    <p>"This process can always be done manually, and does not involve triggering any sort of installation methods on the module being fetched"</p>

    <p>Does this mean there is no installation of things like database tables? So the distribution contains just the module and configuration is manual.</p>

    1. Oct 25, 2011

      <p>Nope, not at all. I just meant to differentiate between "fetching" which is simply the act of getting the module code from wherever, and "installing" which is actually setting up db's, copying assets, etc.</p>

      1. Oct 25, 2011

        <p>Ok in that case I have another question <ac:emoticon ac:name="smile" /></p>

        <p>I was thinking that we could have an installable interface (I haven't looked at any of the current code btw), then I was thinking about how to handle errors...</p>

        <p>Could we have some way of rolling back on errors, something like rollback(RollBackContext $context), this would provide information about the error which the developer could use to rollback based on where the install got to.</p>

        <p>The reason I was thinking about this is that if we have errors that mean you end up with a half installed module you would then need to manually remove the module and its assets. I think this would mainly be on DB errors but there could be others.</p>

        <p>I do have one concern with this in that it could become overly complicated, but I thought I would put the idea out there anyway. </p>

  5. Apr 12, 2012

    <p>Due to a current setup I would also prefer a module that allows you to install and activate modules via a web-frontend when there is no shell-access to the webserver. </p>

    <p>For my purposes I've hacked together a <a href="">ModuleManager-Module</a> (mainly symlinking the public-folder of a module), but perhaps that can be a starting point for a CLI-Version also?
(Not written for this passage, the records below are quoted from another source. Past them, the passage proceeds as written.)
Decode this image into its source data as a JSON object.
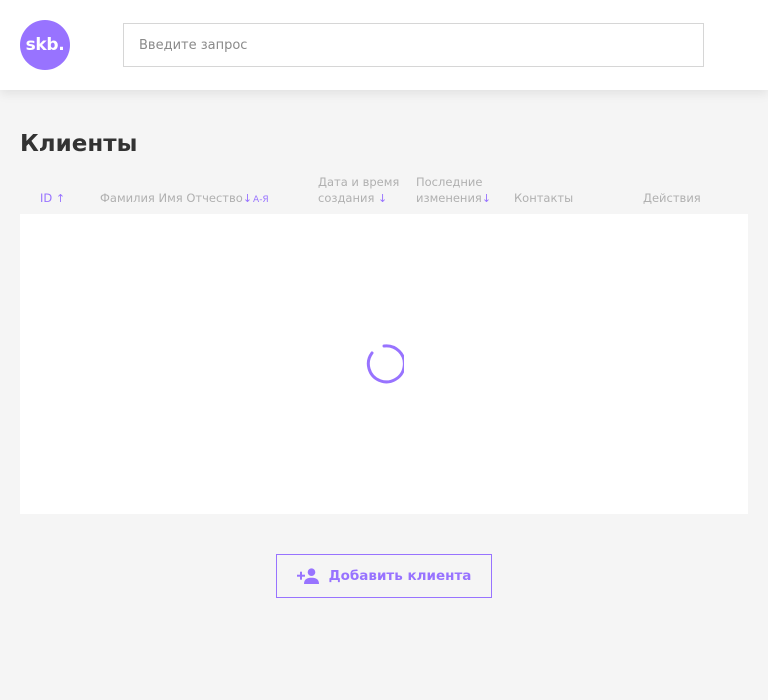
{
  "header": {
    "logo_text": "skb.",
    "search_placeholder": "Введите запрос"
  },
  "page": {
    "title": "Клиенты"
  },
  "table": {
    "columns": {
      "id": {
        "label": "ID",
        "sort_arrow": "↑"
      },
      "fio": {
        "label": "Фамилия Имя Отчество",
        "sort_arrow": "↓",
        "sort_hint": "А-Я"
      },
      "created": {
        "line1": "Дата и время",
        "line2": "создания",
        "sort_arrow": "↓"
      },
      "updated": {
        "line1": "Последние",
        "line2": "изменения",
        "sort_arrow": "↓"
      },
      "contacts": {
        "label": "Контакты"
      },
      "actions": {
        "label": "Действия"
      }
    },
    "loading": true
  },
  "add_button": {
    "label": "Добавить клиента",
    "icon": "add-user-icon"
  },
  "colors": {
    "accent": "#9873ff",
    "background": "#f5f5f5",
    "text": "#333333",
    "muted": "#b0b0b0"
  }
}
That would combine ModuleManagement into one single tool. </p>